Atomic hardware operations perform the whole operation, without any other task seeing an intermediate state. These operations can be used to synchronize tasks without using slow OS primitives, but compared to the non-atomic sequences of operations they tend to be slow. Atomic operations only work correctly on aligned addresses, even on hardware that otherwise does not require alignment.
!@( u1 a-addr – u2 ) gforth-experimental “store-fetch”
load u2 from a_addr, and store u1 there, as atomic operation
+!@( u1 a-addr – u2 ) gforth-experimental “add-store-fetch”
load u2 from a_addr, and increment this location by u1, as atomic operation
?!@( unew uold a-addr – uprev ) gforth-experimental “question-store-fetch”
load uprev from a_addr, compare it to uold, and if equal, store unew there, as atomic operation
Another hardware operation is the memory barrier. Unfortunately modern hardware often can reorder memory operations relative to other memory operations (as seen by a different core), and the memory barrier suppresses this reordering for one point in the execution of the task.
barrier( – ) gforth-experimental “barrier”

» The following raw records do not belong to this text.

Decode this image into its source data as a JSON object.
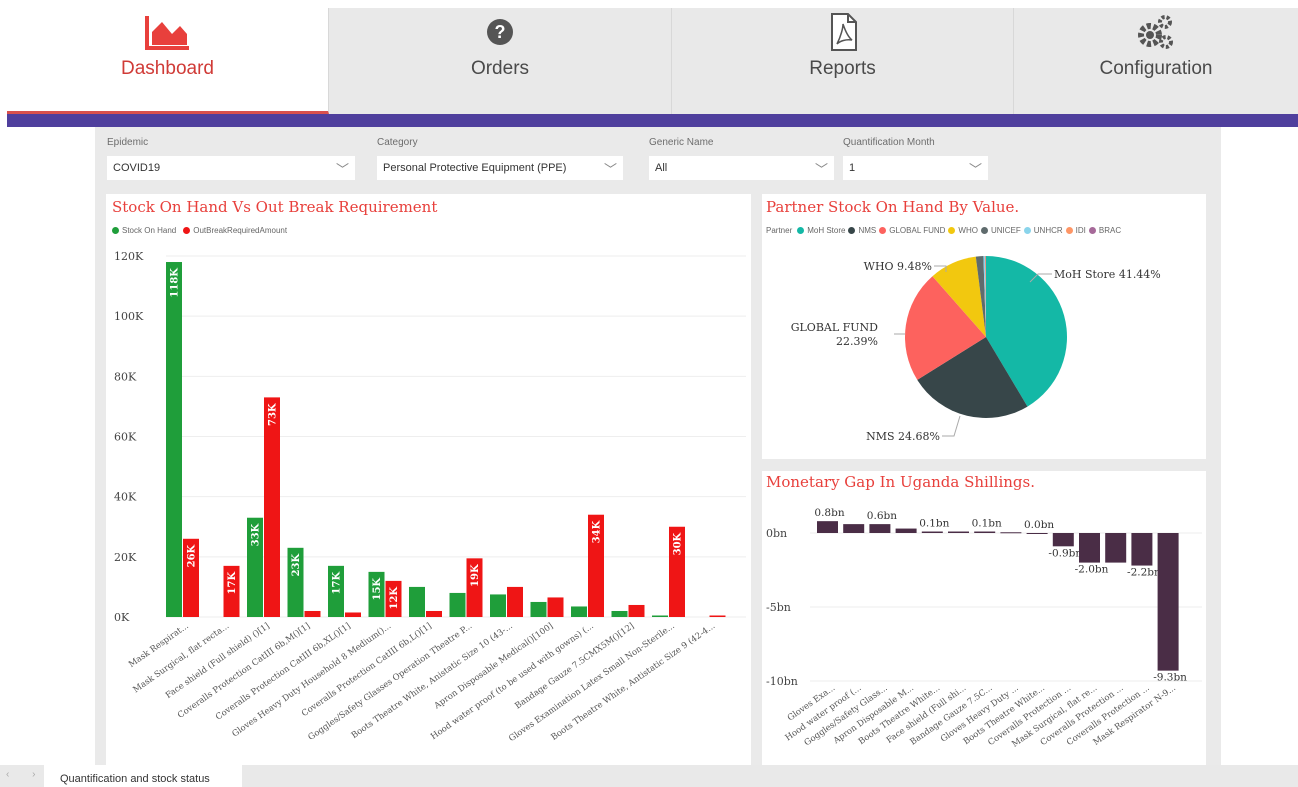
{
  "nav": {
    "tabs": [
      {
        "label": "Dashboard",
        "icon": "area-chart-icon",
        "active": true
      },
      {
        "label": "Orders",
        "icon": "question-circle-icon",
        "active": false
      },
      {
        "label": "Reports",
        "icon": "pdf-icon",
        "active": false
      },
      {
        "label": "Configuration",
        "icon": "gears-icon",
        "active": false
      }
    ]
  },
  "filters": {
    "epidemic": {
      "label": "Epidemic",
      "value": "COVID19"
    },
    "category": {
      "label": "Category",
      "value": "Personal Protective Equipment (PPE)"
    },
    "generic_name": {
      "label": "Generic Name",
      "value": "All"
    },
    "quantification_month": {
      "label": "Quantification Month",
      "value": "1"
    }
  },
  "colors": {
    "accent": "#e8403c",
    "band": "#4f3f9d",
    "stock": "#1f9e3a",
    "required": "#ef1515",
    "gap": "#4a2d46"
  },
  "chart_data": [
    {
      "type": "bar",
      "title": "Stock On Hand Vs Out Break Requirement",
      "legend_position": "top-left",
      "ylim": [
        0,
        120000
      ],
      "yticks": [
        "0K",
        "20K",
        "40K",
        "60K",
        "80K",
        "100K",
        "120K"
      ],
      "categories": [
        "Mask Respirat...",
        "Mask Surgical, flat recta...",
        "Face shield (Full shield) ()[1]",
        "Coveralls Protection CatIII 6b,M()[1]",
        "Coveralls Protection CatIII 6b,XL()[1]",
        "Gloves Heavy Duty Household 8 Medium()...",
        "Coveralls Protection CatIII 6b,L()[1]",
        "Goggles/Safety Glasses Operation Theatre P...",
        "Boots Theatre White, Anistatic Size 10 (43-...",
        "Apron Disposable Medical()[100]",
        "Hood water proof (to be used with gowns) (...",
        "Bandage Gauze 7.5CMX5M()[12]",
        "Gloves Examination Latex Small Non-Sterile...",
        "Boots Theatre White, Antistatic Size 9 (42-4..."
      ],
      "series": [
        {
          "name": "Stock On Hand",
          "values": [
            118000,
            0,
            33000,
            23000,
            17000,
            15000,
            10000,
            8000,
            7500,
            5000,
            3500,
            2000,
            500,
            0
          ],
          "labels": [
            "118K",
            "",
            "33K",
            "23K",
            "17K",
            "15K",
            "",
            "",
            "",
            "",
            "",
            "",
            "",
            ""
          ]
        },
        {
          "name": "OutBreakRequiredAmount",
          "values": [
            26000,
            17000,
            73000,
            2000,
            1500,
            12000,
            2000,
            19500,
            10000,
            6500,
            34000,
            4000,
            30000,
            500
          ],
          "labels": [
            "26K",
            "17K",
            "73K",
            "",
            "",
            "12K",
            "",
            "19K",
            "",
            "",
            "34K",
            "",
            "30K",
            ""
          ]
        }
      ]
    },
    {
      "type": "pie",
      "title": "Partner Stock On Hand By Value.",
      "legend_title": "Partner",
      "legend_position": "top",
      "legend": [
        "MoH Store",
        "NMS",
        "GLOBAL FUND",
        "WHO",
        "UNICEF",
        "UNHCR",
        "IDI",
        "BRAC"
      ],
      "slices": [
        {
          "name": "MoH Store",
          "value": 41.44,
          "label": "MoH Store 41.44%",
          "color": "#14b8a6"
        },
        {
          "name": "NMS",
          "value": 24.68,
          "label": "NMS 24.68%",
          "color": "#374649"
        },
        {
          "name": "GLOBAL FUND",
          "value": 22.39,
          "label_line1": "GLOBAL FUND",
          "label_line2": "22.39%",
          "color": "#fd625e"
        },
        {
          "name": "WHO",
          "value": 9.48,
          "label": "WHO 9.48%",
          "color": "#f2c80f"
        },
        {
          "name": "UNICEF",
          "value": 1.5,
          "color": "#5f6b6d"
        },
        {
          "name": "UNHCR",
          "value": 0.3,
          "color": "#8ad4eb"
        },
        {
          "name": "IDI",
          "value": 0.15,
          "color": "#fe9666"
        },
        {
          "name": "BRAC",
          "value": 0.06,
          "color": "#a66999"
        }
      ]
    },
    {
      "type": "bar",
      "title": "Monetary Gap In Uganda Shillings.",
      "ylim": [
        -10,
        1
      ],
      "yticks": [
        "-10bn",
        "-5bn",
        "0bn"
      ],
      "categories": [
        "Gloves Exa...",
        "Hood water proof (...",
        "Goggles/Safety Glass...",
        "Apron Disposable M...",
        "Boots Theatre White...",
        "Face shield (Full shi...",
        "Bandage Gauze 7.5C...",
        "Gloves Heavy Duty ...",
        "Boots Theatre White...",
        "Coveralls Protection ...",
        "Mask Surgical, flat re...",
        "Coveralls Protection ...",
        "Coveralls Protection ...",
        "Mask Respirator N-9..."
      ],
      "values": [
        0.8,
        0.6,
        0.6,
        0.3,
        0.1,
        0.1,
        0.1,
        0.05,
        0.0,
        -0.9,
        -2.0,
        -2.0,
        -2.2,
        -9.3
      ],
      "labels": [
        "0.8bn",
        "",
        "0.6bn",
        "",
        "0.1bn",
        "",
        "0.1bn",
        "",
        "0.0bn",
        "-0.9bn",
        "-2.0bn",
        "",
        "-2.2bn",
        "-9.3bn"
      ]
    }
  ],
  "footer": {
    "page_tab": "Quantification and stock status",
    "nav_arrows": "‹ ›"
  }
}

All memory operations before the barrier are performed before any memory operation after the barrier.